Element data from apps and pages
▼▼▼

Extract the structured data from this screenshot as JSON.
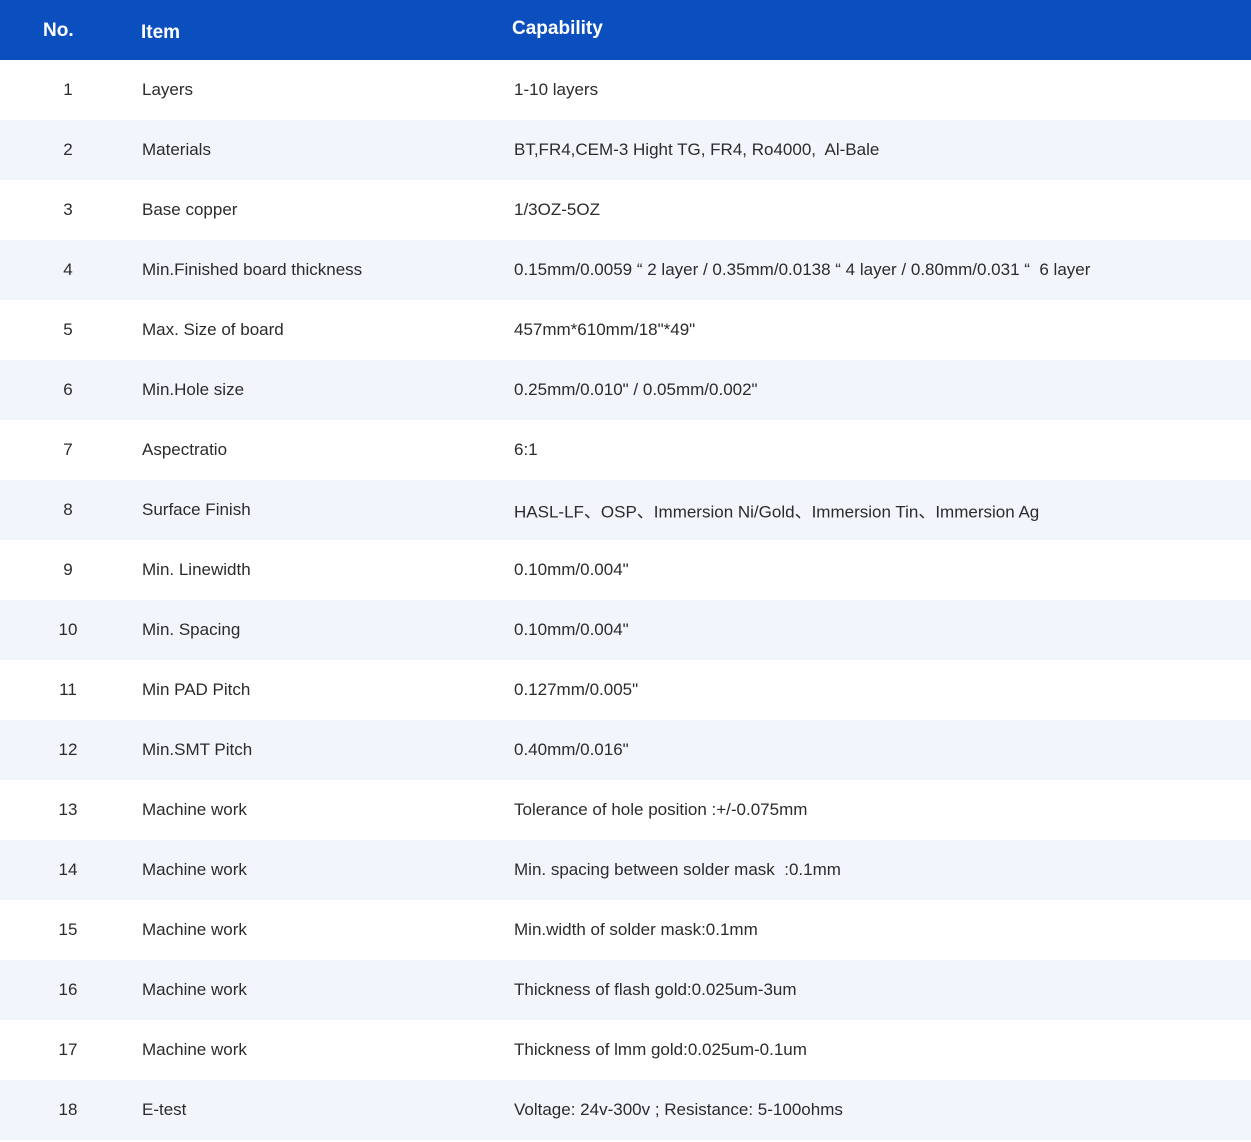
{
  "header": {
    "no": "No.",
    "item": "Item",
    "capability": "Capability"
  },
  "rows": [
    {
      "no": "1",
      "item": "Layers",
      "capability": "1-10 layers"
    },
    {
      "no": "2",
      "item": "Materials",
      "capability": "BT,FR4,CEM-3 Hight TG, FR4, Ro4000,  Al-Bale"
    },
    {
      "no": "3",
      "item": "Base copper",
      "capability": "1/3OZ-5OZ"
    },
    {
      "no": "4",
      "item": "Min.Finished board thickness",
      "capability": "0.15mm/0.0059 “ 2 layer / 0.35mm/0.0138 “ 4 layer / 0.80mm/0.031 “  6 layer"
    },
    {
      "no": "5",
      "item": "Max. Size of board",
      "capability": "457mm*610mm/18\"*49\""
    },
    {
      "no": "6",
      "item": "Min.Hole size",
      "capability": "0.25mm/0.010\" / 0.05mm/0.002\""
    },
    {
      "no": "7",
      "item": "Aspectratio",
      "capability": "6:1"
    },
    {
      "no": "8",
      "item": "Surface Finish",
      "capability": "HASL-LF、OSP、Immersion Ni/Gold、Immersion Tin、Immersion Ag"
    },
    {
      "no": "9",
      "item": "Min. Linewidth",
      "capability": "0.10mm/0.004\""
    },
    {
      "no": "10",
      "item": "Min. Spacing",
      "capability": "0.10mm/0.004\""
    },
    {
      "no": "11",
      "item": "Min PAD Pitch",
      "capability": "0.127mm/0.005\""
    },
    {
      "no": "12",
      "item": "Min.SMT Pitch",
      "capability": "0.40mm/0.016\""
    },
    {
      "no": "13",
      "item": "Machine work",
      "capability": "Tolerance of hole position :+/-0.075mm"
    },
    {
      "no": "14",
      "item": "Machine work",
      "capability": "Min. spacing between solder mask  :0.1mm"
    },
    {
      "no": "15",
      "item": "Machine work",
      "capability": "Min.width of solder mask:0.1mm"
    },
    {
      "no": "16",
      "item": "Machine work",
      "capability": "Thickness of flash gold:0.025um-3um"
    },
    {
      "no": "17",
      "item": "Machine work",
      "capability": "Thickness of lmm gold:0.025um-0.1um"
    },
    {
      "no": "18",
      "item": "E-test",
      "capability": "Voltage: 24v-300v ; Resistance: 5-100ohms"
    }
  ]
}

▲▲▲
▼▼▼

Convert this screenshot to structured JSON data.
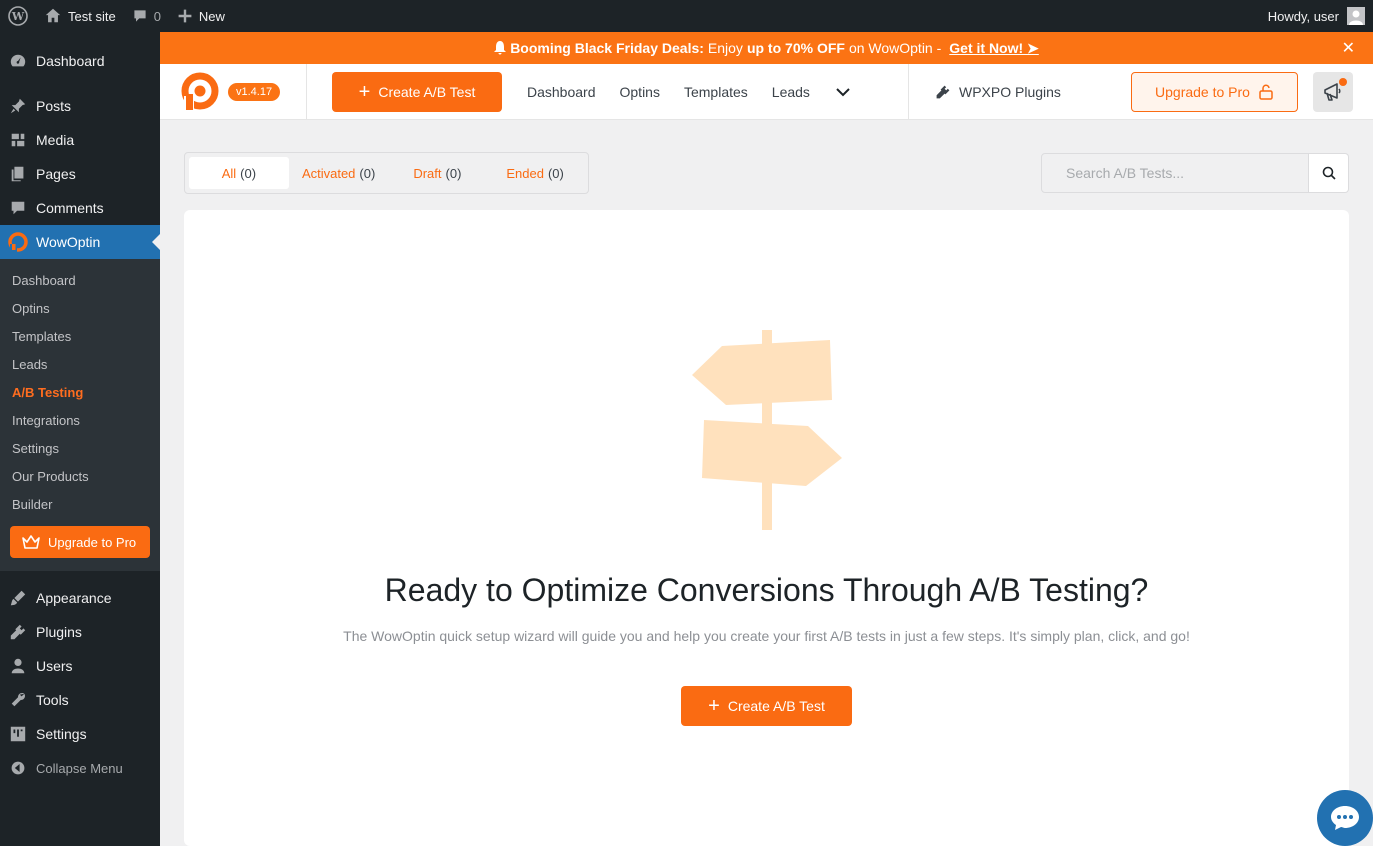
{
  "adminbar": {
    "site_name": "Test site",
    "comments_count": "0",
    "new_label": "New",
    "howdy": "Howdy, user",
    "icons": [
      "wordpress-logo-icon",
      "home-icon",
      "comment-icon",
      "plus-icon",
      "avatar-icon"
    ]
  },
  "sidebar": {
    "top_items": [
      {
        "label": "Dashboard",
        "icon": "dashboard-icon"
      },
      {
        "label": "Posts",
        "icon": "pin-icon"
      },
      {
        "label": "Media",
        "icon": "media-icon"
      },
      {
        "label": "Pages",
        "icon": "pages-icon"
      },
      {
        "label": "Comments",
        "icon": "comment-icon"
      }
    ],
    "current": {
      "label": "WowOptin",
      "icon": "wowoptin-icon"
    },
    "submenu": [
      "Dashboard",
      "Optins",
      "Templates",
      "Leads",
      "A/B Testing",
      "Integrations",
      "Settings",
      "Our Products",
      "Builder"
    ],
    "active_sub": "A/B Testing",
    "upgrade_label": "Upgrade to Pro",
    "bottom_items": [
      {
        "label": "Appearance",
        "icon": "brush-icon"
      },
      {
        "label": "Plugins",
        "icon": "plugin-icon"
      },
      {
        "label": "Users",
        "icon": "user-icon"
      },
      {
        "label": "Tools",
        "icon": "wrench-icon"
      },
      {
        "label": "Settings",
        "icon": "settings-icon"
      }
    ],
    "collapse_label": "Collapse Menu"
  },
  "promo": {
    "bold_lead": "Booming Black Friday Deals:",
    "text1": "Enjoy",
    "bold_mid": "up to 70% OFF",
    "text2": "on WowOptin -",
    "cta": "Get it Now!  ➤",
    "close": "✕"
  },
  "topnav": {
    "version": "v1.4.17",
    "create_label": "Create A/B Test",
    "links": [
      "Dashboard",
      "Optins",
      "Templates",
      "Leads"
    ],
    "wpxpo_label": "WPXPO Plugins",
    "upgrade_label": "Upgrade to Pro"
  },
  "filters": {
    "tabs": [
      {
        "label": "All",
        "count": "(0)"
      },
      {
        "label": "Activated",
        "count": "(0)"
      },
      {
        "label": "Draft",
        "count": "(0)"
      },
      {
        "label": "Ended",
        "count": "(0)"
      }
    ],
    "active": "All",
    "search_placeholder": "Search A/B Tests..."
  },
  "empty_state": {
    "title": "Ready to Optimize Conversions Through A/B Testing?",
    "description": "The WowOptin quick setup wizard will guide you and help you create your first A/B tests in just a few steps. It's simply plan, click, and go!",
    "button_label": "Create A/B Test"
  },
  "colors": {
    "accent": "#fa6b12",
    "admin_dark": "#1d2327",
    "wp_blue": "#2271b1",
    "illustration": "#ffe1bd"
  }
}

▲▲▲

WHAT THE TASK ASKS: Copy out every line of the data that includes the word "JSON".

EXPECTED ANSWER:
Extract the structured data from this screenshot as JSON.
Convert this screenshot to structured JSON data.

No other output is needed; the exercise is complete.